(Data records for software interfaces)
%%

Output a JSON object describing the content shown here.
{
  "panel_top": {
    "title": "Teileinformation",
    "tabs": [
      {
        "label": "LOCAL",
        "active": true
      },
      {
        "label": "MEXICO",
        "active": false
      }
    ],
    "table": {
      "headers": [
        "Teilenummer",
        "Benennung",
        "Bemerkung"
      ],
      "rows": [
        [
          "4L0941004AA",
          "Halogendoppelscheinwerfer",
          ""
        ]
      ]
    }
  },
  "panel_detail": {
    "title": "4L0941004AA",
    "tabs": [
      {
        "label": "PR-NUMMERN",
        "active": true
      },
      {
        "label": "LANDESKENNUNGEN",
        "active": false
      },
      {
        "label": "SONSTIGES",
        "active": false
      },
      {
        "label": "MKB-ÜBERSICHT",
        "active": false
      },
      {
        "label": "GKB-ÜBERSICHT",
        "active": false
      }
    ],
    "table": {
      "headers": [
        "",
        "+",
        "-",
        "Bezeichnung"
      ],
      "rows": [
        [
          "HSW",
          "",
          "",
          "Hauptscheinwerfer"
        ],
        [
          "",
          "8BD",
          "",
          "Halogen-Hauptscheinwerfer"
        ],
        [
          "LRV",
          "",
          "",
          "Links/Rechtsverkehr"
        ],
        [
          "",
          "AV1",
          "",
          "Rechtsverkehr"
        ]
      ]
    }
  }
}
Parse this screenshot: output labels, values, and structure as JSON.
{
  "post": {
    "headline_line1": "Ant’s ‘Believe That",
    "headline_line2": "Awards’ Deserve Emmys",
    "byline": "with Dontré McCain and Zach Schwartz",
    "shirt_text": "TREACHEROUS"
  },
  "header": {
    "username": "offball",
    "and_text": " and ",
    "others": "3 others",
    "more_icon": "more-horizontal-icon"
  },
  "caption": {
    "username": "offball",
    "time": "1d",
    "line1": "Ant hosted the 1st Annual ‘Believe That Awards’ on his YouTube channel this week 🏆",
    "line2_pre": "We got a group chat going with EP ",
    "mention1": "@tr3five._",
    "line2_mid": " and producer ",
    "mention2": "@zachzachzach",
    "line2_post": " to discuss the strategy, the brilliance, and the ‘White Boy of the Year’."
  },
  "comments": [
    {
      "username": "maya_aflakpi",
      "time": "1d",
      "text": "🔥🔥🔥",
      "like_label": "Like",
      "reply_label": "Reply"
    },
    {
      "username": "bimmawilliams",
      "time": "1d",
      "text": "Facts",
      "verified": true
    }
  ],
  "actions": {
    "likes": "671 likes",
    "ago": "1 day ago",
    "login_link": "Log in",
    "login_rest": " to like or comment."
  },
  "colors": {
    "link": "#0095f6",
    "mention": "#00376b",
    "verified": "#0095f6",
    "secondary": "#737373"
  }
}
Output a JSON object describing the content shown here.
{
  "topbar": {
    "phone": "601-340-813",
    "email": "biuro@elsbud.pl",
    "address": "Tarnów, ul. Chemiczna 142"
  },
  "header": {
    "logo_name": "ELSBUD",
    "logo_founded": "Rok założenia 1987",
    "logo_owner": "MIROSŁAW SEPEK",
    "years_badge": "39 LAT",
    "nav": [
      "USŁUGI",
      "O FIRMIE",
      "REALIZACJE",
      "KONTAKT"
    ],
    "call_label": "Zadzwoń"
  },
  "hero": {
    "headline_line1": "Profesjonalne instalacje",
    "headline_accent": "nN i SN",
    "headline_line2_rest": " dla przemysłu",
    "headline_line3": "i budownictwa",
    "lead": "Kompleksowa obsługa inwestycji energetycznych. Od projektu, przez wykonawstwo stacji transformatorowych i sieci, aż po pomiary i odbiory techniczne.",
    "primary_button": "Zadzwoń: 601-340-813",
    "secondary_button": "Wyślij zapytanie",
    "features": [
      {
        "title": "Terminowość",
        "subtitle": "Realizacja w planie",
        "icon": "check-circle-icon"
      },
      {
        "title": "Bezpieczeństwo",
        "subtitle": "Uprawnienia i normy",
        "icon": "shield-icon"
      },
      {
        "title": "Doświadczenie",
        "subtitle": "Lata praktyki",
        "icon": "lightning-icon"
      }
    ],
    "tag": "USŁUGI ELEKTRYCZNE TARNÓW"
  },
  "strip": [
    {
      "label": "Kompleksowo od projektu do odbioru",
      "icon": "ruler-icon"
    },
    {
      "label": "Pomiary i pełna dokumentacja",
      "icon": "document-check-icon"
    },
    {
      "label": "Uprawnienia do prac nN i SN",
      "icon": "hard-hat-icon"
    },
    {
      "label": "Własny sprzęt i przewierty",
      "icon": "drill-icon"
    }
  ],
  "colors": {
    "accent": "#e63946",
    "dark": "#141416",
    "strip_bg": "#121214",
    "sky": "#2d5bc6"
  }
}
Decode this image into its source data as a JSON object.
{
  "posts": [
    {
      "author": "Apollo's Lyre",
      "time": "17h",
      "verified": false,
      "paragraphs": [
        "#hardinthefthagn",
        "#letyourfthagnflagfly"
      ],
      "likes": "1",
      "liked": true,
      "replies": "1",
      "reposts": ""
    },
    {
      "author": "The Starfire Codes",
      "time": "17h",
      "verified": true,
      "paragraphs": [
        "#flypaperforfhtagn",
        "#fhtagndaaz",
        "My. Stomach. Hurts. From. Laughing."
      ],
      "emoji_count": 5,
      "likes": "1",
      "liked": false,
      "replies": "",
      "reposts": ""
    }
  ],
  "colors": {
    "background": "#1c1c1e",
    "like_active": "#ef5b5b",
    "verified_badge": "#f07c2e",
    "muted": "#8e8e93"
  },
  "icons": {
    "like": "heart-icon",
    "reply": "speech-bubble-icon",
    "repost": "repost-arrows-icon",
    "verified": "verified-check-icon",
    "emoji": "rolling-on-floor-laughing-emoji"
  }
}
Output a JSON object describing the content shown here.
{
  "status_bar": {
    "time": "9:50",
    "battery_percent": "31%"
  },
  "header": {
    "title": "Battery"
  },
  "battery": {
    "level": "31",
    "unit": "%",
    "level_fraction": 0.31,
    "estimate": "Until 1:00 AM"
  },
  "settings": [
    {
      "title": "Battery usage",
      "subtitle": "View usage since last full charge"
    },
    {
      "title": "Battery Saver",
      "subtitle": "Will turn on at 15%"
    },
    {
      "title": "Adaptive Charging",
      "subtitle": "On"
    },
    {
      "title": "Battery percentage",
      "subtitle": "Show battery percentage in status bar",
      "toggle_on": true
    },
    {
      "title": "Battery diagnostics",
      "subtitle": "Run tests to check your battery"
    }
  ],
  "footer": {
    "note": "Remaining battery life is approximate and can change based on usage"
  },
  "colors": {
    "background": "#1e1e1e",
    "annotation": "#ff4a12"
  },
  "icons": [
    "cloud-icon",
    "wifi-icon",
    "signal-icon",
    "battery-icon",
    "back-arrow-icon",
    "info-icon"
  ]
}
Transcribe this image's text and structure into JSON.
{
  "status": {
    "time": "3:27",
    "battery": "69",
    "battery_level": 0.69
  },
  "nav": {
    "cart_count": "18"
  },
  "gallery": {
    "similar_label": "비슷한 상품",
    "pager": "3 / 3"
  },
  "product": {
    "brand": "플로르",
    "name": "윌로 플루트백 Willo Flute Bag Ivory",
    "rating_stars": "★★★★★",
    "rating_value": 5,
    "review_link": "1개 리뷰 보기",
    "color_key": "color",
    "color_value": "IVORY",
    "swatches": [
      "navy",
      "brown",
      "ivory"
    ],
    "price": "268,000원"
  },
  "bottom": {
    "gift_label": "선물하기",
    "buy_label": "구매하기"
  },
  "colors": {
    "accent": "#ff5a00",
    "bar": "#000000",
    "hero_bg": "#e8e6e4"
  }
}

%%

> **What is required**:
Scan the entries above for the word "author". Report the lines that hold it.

> **Written solution**:
      "author": "Apollo's Lyre",
      "author": "The Starfire Codes",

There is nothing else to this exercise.